Twitter Demographics

The data shown below were collected from the profiles of 6 tweeters who shared this research output. Click here to find out more about how the information was compiled.

Mendeley readers

The data shown below were compiled from readership statistics for 147 Mendeley readers of this research output. Click here to see the associated Mendeley record.

Geographical breakdown

Country Count As %
United Kingdom 1 <1%
Unknown 146 99%

Demographic breakdown

Readers by professional status Count As %
Student > Master 28 19%
Student > Ph. D. Student 19 13%
Student > Bachelor 17 12%
Researcher 16 11%
Student > Doctoral Student 16 11%
Other 29 20%
Unknown 22 15%
Readers by discipline Count As %
Medicine and Dentistry 41 28%
Psychology 25 17%
Nursing and Health Professions 24 16%
Social Sciences 11 7%
Neuroscience 3 2%
Other 11 7%
Unknown 32 22%

Attention Score in Context

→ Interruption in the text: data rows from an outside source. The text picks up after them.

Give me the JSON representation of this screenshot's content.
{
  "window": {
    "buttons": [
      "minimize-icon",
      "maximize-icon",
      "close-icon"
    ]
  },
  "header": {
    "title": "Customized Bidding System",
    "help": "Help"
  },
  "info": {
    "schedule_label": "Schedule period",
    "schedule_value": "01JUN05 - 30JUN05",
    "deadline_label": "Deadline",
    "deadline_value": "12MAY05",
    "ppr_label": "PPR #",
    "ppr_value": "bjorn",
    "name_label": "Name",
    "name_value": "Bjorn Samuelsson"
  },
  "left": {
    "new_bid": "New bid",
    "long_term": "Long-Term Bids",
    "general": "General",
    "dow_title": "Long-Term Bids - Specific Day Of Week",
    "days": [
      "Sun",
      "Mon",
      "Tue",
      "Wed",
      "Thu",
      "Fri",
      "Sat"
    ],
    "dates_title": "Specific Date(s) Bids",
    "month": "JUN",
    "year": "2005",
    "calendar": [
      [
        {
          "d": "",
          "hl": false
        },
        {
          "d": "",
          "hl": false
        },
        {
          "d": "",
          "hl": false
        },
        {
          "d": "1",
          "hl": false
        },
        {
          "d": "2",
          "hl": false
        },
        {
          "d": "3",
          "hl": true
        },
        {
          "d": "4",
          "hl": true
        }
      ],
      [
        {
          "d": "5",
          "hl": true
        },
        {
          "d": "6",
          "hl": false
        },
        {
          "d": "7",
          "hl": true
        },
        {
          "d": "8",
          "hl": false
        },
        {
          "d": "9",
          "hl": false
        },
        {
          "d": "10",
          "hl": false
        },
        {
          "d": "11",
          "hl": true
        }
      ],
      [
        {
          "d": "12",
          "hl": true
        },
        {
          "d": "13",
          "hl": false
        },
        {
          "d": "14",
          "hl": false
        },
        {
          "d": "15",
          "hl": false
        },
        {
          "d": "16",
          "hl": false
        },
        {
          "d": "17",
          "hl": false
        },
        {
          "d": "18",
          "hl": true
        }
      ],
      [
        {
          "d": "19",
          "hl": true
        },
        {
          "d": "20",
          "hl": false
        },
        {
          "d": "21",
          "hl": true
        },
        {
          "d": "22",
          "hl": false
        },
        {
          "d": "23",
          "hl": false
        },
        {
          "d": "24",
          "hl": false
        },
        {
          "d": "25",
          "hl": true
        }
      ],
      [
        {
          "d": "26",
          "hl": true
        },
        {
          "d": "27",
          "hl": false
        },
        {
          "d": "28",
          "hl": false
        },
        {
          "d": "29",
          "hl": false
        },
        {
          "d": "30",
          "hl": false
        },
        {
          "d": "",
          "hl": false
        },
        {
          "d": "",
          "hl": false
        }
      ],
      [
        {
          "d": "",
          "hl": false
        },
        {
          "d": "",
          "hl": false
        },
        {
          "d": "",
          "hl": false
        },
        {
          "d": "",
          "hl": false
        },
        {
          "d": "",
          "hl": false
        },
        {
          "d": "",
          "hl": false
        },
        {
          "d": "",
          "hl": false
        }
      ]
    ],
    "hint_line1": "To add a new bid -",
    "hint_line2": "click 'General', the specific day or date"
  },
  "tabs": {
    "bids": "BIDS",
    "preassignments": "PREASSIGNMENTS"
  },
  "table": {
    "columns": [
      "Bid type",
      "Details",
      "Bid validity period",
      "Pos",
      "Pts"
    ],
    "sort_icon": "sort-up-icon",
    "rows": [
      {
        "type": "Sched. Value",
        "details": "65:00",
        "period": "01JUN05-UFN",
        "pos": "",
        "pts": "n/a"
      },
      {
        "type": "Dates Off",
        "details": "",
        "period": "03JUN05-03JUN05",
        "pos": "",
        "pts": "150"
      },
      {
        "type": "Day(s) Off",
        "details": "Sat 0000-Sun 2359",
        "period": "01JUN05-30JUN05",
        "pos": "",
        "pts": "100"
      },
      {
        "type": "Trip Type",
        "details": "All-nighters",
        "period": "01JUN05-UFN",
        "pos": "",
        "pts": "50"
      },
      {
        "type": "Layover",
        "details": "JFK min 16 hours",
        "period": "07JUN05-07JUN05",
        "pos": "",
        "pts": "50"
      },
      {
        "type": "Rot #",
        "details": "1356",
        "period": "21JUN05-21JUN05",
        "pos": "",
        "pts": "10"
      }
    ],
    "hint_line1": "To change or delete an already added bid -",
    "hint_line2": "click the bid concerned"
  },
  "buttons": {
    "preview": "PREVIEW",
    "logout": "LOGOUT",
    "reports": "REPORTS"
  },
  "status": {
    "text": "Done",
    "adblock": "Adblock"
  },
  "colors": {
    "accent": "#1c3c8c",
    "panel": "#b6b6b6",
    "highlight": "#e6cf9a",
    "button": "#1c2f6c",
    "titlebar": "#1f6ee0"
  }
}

This research output has an Altmetric Attention Score of 11. This is our high-level measure of the quality and quantity of online attention that it has received. This Attention Score, as well as the ranking and number of research outputs shown below, was calculated when the research output was last mentioned on 13 December 2019.
All research outputs
#1,975,843
of 17,104,078 outputs
Outputs from Journal of Adolescent and Young Adult Oncology
#41
of 311 outputs
Outputs of similar age
#30,375
of 221,272 outputs
Outputs of similar age from Journal of Adolescent and Young Adult Oncology
#3
of 3 outputs
Altmetric has tracked 17,104,078 research outputs across all sources so far. Compared to these this one has done well and is in the 88th percentile: it's in the top 25% of all research outputs ever tracked by Altmetric.
So far Altmetric has tracked 311 research outputs from this source. They typically receive a little more attention than average, with a mean Attention Score of 6.4. This one has done well, scoring higher than 87% of its peers.
Older research outputs will score higher simply because they've had more time to accumulate mentions. To account for age we can compare this Altmetric Attention Score to the 221,272 tracked outputs that were published within six weeks on either side of this one in any source. This one has done well, scoring higher than 86% of its contemporaries.
We're also able to compare this research output to 3 others from the same source and published within six weeks on either side of this one.